WHAT IS REQUIRED:
Search the data for "icon". Return each matching line.

(RECORDS TO USE begins)

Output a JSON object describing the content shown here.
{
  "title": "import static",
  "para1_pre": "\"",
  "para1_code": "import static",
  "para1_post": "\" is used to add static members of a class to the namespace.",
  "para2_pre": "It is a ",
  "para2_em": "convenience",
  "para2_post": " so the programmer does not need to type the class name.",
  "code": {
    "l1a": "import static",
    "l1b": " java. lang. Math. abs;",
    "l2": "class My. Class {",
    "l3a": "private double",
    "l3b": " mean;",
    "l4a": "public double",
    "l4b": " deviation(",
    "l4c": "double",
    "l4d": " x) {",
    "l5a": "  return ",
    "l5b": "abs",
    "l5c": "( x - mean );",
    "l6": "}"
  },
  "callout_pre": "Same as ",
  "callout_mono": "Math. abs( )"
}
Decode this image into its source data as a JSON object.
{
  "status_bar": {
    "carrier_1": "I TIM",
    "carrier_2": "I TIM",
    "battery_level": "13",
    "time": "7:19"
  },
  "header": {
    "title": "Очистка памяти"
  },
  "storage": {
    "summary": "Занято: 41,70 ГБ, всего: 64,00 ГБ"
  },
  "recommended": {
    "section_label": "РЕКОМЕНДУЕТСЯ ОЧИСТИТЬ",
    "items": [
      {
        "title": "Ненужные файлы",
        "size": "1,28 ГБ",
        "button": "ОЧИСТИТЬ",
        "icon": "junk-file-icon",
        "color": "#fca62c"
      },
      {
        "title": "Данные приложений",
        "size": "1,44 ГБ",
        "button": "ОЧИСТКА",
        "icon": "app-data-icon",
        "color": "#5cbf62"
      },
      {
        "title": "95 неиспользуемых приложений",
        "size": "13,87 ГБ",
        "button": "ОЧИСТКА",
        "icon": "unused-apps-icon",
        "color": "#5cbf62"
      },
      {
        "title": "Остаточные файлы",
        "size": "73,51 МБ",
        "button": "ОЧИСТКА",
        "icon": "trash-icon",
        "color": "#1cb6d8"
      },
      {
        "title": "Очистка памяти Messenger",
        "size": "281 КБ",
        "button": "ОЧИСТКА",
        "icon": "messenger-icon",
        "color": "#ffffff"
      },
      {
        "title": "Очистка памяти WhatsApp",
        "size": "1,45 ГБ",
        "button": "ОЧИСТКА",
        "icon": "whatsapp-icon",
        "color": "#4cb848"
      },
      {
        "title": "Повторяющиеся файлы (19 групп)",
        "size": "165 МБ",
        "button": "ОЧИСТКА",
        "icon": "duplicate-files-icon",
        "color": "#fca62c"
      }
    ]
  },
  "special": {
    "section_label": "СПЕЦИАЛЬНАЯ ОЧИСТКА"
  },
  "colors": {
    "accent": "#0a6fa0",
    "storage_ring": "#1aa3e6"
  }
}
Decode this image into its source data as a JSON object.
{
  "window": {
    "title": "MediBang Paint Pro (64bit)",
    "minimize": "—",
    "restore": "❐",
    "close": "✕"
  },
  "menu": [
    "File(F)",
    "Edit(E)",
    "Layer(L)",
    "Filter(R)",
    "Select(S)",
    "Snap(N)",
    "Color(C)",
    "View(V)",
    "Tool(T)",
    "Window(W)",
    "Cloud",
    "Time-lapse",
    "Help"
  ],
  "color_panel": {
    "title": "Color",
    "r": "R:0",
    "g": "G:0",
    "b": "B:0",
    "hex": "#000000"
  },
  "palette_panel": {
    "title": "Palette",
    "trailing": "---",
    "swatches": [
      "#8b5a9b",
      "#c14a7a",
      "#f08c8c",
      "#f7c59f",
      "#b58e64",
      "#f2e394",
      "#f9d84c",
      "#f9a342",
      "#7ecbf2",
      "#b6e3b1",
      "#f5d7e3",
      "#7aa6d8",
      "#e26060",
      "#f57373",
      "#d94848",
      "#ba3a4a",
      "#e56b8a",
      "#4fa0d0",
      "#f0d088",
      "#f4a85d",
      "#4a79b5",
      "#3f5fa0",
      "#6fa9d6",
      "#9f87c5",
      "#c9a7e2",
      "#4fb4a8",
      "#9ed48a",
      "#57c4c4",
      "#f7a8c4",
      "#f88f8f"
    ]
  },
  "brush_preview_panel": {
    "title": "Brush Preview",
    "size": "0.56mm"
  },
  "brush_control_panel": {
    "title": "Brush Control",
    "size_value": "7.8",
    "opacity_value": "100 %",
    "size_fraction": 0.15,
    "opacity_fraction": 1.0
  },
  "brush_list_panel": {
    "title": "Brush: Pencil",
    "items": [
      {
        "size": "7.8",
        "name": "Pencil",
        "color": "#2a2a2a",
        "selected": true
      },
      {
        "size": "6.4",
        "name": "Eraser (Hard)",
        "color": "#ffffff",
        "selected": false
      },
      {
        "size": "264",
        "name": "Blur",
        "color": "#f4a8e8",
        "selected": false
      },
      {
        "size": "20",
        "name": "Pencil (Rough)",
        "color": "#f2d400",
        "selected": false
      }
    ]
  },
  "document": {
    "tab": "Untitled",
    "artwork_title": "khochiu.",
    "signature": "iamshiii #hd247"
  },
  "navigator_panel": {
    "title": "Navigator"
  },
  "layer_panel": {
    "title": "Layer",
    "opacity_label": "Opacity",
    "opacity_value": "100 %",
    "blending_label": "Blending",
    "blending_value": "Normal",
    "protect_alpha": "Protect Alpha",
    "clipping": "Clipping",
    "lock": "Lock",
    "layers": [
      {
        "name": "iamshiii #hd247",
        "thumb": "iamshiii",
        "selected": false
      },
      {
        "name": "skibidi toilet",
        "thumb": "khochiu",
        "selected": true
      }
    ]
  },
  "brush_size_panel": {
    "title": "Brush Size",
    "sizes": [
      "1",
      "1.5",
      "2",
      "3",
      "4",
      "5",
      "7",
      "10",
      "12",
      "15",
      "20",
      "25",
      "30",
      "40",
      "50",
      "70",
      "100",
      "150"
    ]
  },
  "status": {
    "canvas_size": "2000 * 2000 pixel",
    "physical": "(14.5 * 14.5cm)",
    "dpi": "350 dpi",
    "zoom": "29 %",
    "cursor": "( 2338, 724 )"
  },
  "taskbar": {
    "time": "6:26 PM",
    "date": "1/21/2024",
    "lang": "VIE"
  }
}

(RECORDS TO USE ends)

WRITTEN RESPONSE:
        "icon": "junk-file-icon",
        "icon": "app-data-icon",
        "icon": "unused-apps-icon",
        "icon": "trash-icon",
        "icon": "messenger-icon",
        "icon": "whatsapp-icon",
        "icon": "duplicate-files-icon",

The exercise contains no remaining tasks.